BRIEF:
Repeat every entry exactly as it stands. Omit the images.

Page and application data records
*****

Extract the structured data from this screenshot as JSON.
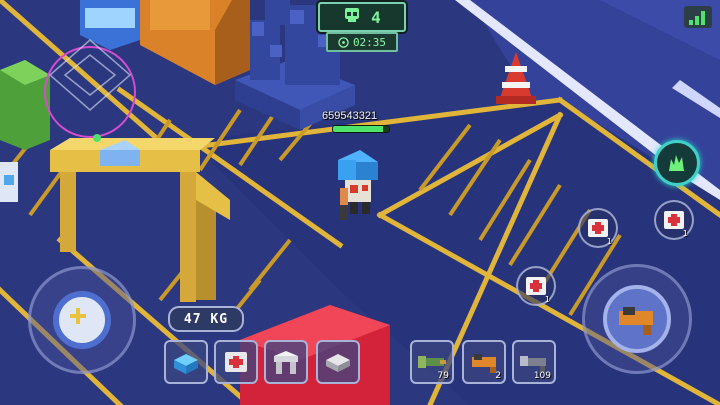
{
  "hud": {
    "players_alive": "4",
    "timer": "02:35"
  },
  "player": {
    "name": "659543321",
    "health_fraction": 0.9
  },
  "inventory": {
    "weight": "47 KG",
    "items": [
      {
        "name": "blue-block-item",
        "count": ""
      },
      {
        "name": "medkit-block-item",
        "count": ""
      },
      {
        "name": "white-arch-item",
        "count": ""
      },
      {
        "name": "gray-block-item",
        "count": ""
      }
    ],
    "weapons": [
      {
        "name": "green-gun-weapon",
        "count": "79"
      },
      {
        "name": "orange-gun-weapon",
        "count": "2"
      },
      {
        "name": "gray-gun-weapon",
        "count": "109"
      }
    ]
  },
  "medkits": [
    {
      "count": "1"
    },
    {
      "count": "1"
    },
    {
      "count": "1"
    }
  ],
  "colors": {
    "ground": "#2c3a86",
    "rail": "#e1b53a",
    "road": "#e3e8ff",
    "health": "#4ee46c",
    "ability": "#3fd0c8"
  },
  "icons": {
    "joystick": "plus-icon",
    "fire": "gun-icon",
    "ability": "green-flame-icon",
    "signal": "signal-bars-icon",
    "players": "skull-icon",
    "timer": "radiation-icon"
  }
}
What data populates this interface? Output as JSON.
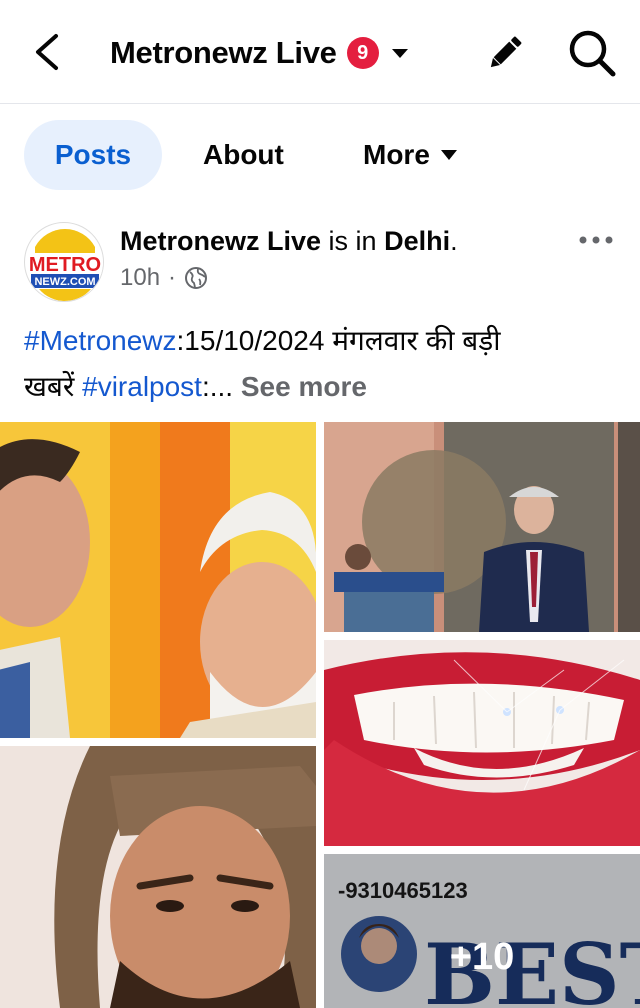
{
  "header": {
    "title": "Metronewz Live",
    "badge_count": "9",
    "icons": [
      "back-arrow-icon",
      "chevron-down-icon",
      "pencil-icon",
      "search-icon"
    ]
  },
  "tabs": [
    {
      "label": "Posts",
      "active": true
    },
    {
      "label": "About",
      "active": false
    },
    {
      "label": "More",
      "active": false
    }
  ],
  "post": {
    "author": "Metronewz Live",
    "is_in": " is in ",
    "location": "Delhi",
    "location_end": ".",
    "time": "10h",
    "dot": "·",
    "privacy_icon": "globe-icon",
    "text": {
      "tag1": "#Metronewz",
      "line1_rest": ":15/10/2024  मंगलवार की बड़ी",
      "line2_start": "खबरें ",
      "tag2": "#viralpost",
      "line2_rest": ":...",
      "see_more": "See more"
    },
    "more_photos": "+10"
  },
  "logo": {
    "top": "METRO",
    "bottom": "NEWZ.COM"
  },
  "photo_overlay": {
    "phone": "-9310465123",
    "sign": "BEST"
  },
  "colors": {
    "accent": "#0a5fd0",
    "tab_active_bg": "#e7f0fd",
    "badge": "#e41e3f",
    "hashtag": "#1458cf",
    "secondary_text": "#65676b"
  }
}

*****

RESULT BELOW:
Extract the structured data from this screenshot as JSON.
{
  "hud": {
    "players_alive": "4",
    "timer": "02:35"
  },
  "player": {
    "name": "659543321",
    "health_fraction": 0.9
  },
  "inventory": {
    "weight": "47 KG",
    "items": [
      {
        "name": "blue-block-item",
        "count": ""
      },
      {
        "name": "medkit-block-item",
        "count": ""
      },
      {
        "name": "white-arch-item",
        "count": ""
      },
      {
        "name": "gray-block-item",
        "count": ""
      }
    ],
    "weapons": [
      {
        "name": "green-gun-weapon",
        "count": "79"
      },
      {
        "name": "orange-gun-weapon",
        "count": "2"
      },
      {
        "name": "gray-gun-weapon",
        "count": "109"
      }
    ]
  },
  "medkits": [
    {
      "count": "1"
    },
    {
      "count": "1"
    },
    {
      "count": "1"
    }
  ],
  "colors": {
    "ground": "#2c3a86",
    "rail": "#e1b53a",
    "road": "#e3e8ff",
    "health": "#4ee46c",
    "ability": "#3fd0c8"
  },
  "icons": {
    "joystick": "plus-icon",
    "fire": "gun-icon",
    "ability": "green-flame-icon",
    "signal": "signal-bars-icon",
    "players": "skull-icon",
    "timer": "radiation-icon"
  }
}
What data populates this interface? Output as JSON.
{
  "header": {
    "title": "Metronewz Live",
    "badge_count": "9",
    "icons": [
      "back-arrow-icon",
      "chevron-down-icon",
      "pencil-icon",
      "search-icon"
    ]
  },
  "tabs": [
    {
      "label": "Posts",
      "active": true
    },
    {
      "label": "About",
      "active": false
    },
    {
      "label": "More",
      "active": false
    }
  ],
  "post": {
    "author": "Metronewz Live",
    "is_in": " is in ",
    "location": "Delhi",
    "location_end": ".",
    "time": "10h",
    "dot": "·",
    "privacy_icon": "globe-icon",
    "text": {
      "tag1": "#Metronewz",
      "line1_rest": ":15/10/2024  मंगलवार की बड़ी",
      "line2_start": "खबरें ",
      "tag2": "#viralpost",
      "line2_rest": ":...",
      "see_more": "See more"
    },
    "more_photos": "+10"
  },
  "logo": {
    "top": "METRO",
    "bottom": "NEWZ.COM"
  },
  "photo_overlay": {
    "phone": "-9310465123",
    "sign": "BEST"
  },
  "colors": {
    "accent": "#0a5fd0",
    "tab_active_bg": "#e7f0fd",
    "badge": "#e41e3f",
    "hashtag": "#1458cf",
    "secondary_text": "#65676b"
  }
}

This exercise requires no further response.